══ DATASET ENTRIES

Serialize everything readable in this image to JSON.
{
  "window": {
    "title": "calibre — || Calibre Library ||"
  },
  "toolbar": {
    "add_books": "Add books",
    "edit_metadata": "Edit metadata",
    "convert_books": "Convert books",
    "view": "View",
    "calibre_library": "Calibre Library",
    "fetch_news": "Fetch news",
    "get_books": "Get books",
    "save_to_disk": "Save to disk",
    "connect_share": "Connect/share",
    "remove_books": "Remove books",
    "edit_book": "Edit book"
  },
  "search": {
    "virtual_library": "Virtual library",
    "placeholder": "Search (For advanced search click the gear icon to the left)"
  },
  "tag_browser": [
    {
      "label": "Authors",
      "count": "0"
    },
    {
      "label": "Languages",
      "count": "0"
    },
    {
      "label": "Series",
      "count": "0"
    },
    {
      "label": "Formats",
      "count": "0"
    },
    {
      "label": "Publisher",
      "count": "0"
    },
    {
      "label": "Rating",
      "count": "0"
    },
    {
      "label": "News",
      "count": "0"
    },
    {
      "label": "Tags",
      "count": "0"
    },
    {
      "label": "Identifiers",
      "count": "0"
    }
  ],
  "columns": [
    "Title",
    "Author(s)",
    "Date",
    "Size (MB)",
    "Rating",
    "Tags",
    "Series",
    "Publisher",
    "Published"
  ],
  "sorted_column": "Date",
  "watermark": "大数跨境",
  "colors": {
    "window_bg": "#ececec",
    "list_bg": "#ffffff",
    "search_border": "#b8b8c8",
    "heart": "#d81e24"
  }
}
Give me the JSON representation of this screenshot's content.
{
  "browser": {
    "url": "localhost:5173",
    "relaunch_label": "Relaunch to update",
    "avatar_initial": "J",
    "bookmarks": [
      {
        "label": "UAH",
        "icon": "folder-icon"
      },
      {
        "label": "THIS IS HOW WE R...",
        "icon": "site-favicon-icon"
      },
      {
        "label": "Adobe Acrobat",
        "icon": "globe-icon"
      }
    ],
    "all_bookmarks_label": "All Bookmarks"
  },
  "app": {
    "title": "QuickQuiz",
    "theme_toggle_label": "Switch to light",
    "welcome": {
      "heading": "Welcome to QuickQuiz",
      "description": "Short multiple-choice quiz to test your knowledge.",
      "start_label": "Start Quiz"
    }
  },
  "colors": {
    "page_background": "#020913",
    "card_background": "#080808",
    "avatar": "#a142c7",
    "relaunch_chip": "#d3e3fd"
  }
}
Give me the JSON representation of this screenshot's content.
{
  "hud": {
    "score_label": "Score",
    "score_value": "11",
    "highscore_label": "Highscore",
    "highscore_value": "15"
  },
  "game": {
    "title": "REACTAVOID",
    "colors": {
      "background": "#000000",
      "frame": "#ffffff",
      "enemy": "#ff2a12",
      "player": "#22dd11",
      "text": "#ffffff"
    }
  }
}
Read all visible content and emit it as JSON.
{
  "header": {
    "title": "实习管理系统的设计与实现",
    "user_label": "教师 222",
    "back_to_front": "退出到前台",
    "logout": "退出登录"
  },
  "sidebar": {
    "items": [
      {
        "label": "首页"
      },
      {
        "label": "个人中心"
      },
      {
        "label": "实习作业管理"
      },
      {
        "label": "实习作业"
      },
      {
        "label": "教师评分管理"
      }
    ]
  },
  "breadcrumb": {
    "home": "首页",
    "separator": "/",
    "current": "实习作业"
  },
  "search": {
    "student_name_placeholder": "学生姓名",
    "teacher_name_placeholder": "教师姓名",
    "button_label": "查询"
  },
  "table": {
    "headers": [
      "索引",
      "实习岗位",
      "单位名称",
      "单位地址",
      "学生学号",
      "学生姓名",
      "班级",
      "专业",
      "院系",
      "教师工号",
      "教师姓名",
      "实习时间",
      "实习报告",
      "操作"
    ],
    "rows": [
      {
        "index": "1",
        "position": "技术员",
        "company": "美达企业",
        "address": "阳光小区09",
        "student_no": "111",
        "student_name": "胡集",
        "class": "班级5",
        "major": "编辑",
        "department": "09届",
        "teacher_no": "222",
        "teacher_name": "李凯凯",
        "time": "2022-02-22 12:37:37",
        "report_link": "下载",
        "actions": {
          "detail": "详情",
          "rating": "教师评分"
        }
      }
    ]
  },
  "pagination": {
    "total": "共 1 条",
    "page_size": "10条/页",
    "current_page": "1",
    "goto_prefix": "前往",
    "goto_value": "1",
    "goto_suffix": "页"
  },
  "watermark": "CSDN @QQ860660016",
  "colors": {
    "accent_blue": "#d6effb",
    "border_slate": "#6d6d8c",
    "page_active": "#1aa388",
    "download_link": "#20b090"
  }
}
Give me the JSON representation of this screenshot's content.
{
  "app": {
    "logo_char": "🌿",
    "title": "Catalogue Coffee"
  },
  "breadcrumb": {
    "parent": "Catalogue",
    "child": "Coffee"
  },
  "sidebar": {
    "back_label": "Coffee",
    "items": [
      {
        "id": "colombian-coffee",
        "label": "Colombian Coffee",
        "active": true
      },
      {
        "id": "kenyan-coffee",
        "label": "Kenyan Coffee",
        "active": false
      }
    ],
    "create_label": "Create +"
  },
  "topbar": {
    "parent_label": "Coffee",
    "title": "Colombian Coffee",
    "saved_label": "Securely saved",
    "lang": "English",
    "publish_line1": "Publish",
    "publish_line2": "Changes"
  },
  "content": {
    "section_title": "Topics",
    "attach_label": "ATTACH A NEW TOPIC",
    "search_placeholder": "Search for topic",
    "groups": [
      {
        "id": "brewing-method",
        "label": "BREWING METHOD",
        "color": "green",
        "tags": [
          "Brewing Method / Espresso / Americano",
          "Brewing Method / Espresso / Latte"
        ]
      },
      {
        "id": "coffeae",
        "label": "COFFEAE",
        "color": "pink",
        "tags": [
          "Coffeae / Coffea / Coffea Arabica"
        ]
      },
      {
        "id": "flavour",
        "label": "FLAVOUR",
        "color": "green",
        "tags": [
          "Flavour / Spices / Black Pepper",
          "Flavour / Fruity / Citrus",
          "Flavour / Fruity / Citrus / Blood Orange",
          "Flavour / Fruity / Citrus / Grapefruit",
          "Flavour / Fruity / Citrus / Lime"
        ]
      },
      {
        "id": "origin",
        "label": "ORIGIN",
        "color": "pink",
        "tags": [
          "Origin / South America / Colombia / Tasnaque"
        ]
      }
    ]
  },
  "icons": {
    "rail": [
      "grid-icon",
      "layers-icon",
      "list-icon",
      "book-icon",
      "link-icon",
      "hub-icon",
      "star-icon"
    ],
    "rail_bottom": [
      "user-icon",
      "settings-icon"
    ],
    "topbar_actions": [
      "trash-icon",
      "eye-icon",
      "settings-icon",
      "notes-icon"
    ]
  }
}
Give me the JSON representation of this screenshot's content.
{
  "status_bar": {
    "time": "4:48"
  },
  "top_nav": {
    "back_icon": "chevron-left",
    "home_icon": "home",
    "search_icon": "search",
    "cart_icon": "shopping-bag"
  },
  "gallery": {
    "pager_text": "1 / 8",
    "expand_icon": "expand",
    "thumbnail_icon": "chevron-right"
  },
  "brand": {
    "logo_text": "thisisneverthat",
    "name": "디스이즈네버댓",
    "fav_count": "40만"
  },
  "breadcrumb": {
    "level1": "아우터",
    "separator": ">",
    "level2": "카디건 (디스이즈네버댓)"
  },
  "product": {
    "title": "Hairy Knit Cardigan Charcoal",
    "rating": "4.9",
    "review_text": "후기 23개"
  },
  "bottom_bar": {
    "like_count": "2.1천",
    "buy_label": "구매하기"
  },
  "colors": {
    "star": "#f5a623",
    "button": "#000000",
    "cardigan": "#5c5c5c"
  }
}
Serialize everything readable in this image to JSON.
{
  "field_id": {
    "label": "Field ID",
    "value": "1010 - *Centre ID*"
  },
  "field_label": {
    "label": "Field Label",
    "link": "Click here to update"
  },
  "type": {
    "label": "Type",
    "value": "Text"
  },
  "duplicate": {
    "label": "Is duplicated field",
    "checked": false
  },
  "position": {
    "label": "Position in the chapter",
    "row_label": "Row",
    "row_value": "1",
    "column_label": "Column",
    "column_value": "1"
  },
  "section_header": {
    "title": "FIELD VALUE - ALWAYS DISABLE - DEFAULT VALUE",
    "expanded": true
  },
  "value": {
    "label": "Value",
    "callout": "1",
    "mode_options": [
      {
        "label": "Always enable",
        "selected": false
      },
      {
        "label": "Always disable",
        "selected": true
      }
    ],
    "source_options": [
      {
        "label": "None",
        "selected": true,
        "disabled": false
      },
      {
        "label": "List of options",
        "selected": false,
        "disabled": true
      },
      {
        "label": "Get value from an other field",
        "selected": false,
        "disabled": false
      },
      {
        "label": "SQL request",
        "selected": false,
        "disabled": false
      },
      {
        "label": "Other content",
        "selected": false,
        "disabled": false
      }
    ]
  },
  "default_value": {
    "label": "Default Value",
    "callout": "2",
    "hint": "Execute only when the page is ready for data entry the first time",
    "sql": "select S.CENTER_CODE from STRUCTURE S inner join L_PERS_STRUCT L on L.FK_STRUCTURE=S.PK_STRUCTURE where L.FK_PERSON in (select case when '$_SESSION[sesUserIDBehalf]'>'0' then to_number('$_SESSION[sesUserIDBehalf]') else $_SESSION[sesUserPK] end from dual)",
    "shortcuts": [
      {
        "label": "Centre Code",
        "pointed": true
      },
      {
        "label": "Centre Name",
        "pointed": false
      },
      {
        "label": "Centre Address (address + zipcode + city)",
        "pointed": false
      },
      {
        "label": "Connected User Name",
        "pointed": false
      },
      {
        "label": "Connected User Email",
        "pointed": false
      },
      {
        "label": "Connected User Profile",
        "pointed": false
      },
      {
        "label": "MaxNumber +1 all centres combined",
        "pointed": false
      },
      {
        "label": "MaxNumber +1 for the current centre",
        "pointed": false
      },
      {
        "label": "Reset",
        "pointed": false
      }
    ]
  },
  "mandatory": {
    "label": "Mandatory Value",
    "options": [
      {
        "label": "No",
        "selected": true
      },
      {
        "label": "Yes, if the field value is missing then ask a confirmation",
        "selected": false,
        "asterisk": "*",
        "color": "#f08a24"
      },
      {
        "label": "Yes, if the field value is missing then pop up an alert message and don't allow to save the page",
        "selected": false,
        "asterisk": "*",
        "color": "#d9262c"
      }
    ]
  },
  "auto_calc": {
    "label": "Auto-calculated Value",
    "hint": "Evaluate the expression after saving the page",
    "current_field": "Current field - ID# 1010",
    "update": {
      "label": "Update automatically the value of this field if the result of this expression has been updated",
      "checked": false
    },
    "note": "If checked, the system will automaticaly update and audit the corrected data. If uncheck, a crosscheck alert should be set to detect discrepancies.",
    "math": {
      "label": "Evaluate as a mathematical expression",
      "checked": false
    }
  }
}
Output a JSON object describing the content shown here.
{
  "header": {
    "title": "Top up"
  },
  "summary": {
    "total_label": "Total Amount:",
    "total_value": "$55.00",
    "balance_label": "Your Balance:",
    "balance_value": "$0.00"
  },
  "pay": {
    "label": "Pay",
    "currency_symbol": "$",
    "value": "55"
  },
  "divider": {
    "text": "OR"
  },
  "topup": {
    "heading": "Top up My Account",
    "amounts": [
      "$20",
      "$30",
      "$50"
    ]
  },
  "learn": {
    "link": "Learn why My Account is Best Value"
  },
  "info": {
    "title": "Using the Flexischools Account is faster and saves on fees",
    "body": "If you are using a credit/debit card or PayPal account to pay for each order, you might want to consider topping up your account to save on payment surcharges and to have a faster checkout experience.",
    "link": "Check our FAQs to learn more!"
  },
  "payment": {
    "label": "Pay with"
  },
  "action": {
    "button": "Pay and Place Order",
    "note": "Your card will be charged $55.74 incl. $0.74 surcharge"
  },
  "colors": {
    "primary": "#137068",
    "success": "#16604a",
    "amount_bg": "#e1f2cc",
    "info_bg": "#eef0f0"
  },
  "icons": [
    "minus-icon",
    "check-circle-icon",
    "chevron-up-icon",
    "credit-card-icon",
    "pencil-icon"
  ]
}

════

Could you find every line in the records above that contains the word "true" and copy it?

        "active": true
    "expanded": true
        "selected": true
        "selected": true,
        "disabled": true
        "pointed": true
        "selected": true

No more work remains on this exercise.